Middlemarch by George Eliot
I'm two thirds of the way through what many consider to be the quintessential Victorian novel and I'm actually enjoying most of it. I was pleasantly surprised to find plenty of allusions to Milton in the figure of Casauban, the sterile scholar and clergyman whose intellectual pursuit of the "highest things" has lured the young Dorothea into a miserable marriage. Eliot's prose is full of wit and insight. It's not odd for me to laugh out loud while I'm reading on my daily bus ride to campus. Dorothea, the first of our protagonists, begins by treating every inconsistency or hindrance with joyful acceptance and even compares her supportive relation to her dry-as-dust-husband, Casauban, to that of Milton's daughters to their father, reading aloud texts they don't understand solely for benefit of the blind poet. Luckily, the irony that Dorothea lacks in her own life is provided by the narrator, whose constant refrain "poor, poor Dorthea" is enough to keep the reader mindful of her naive brand of saintliness. Of course, Dorothea doesn't suffer in isolation. As one would expect, Middlemarch boasts a typically large cast of characters, but the novel weaves through their various threads at a pretty manageable pace. (In other words, I'm much less confused that I thought I'd be.) In Eliot's hands, they're all brilliantly flawed, from the vain artist (Will Ladislaw) and the amoral doctor (Lydgate) to the pathetic student (Fred Vincy), who finds it nearly impossible to do anything on his own. I'll probably follow up on this one when I'm finally finished all 800 of its pages.

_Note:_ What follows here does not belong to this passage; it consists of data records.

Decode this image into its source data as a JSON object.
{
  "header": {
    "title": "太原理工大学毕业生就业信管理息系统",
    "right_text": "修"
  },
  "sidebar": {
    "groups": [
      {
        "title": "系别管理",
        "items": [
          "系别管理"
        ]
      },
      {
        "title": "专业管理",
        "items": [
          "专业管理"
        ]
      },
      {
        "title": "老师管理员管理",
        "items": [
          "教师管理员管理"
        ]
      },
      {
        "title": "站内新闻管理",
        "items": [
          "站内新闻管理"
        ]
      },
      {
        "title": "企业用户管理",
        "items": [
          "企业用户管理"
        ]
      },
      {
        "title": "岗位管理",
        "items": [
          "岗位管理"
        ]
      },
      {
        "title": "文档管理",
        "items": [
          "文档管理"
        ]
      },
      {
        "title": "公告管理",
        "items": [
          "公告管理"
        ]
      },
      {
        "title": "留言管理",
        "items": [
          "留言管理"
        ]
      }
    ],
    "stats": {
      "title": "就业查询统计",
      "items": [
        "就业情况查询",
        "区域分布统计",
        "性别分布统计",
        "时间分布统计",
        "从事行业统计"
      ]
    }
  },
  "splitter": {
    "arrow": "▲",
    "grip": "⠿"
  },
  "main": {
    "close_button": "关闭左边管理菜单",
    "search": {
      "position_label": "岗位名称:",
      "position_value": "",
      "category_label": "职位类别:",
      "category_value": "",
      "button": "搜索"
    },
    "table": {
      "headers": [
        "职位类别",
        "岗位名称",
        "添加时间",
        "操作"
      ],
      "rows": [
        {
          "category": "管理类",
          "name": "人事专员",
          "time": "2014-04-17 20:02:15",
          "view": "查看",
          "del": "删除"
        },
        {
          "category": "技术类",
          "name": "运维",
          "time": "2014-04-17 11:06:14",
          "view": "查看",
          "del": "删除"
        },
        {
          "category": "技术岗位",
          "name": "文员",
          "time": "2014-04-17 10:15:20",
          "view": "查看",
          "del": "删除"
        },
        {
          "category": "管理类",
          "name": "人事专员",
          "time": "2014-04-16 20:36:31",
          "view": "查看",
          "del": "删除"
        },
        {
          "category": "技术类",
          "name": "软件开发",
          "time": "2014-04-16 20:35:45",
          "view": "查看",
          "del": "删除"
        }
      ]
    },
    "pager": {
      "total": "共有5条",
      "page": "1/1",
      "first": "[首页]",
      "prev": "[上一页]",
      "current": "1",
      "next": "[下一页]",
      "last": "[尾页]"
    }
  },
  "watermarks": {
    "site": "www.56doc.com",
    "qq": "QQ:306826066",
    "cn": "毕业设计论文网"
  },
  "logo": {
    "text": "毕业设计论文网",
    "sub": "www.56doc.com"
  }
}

Marxist Feminism (reading group)
Orchestrated under the auspices of the Edmonton Free School, this group has been at work reading through texts that can be loosely grouped by their approach to the topic of gender and sexual relations more broadly. We began with Engels' Origin of the Family, and moved to some more recent interventions, such as Nina Power's One Dimensional Woman, Silvia Federici's Caliban and the Witch, and, most recently, a pair of essays from the 2011 anthology Communization and its Discontents (Ed. Benjamin Noys). Each text marks an attempt to engage sexual relations, not as a stable arrangement or simple binary, but from the vantage point of historical materialism; that is, as a site of social and economic reproduction. The theme of reproduction is obviously central to any understanding of sex and economics, and is reflected in the double sense of the term: as a biological effect--to reproduce the labouring class--and as the social function of the domestic realm--to sustain/care for such workers, such that they can continue to labour. For Della Costa and James, class exploitation is built upon the exploitation of women and their respective emancipation must therefore be thought together--thus, the famous call of "wages for housework" is, as Federici argues, a demand that must be made so that it can be rejected along with the role of the housewife.
We want and have to say that we are all housewives, we are all prostitutes and we are all gay, because until we recognise our slavery we cannot recognise our struggle against it, because as long as we think we are something better, something different than a housewife, we accept the logic of the master, which is a logic of division, and for us the logic of slavery. We are all housewives because no matter where we are they can always count on more work from us, more fear on our side to put forward our demands, and less pressure on them for money, since hopefully our minds are directed elsewhere, to that man in our present or our future who will “take care of us” (from "Wages Against Housework").

September 7, 2012

update & book review

A brief update: I passed my thesis defense with relative ease and have begun a program in design studies and illustration. The blog will, of course, continue in some form or another.

In other news, I've had a book review published for a web-based comparative literature journal that's being run out of the U of A. The theme of this issue is "Literary Violence." Here's a link to the review: Visionary Milton: Essays on Prophecy and Violence.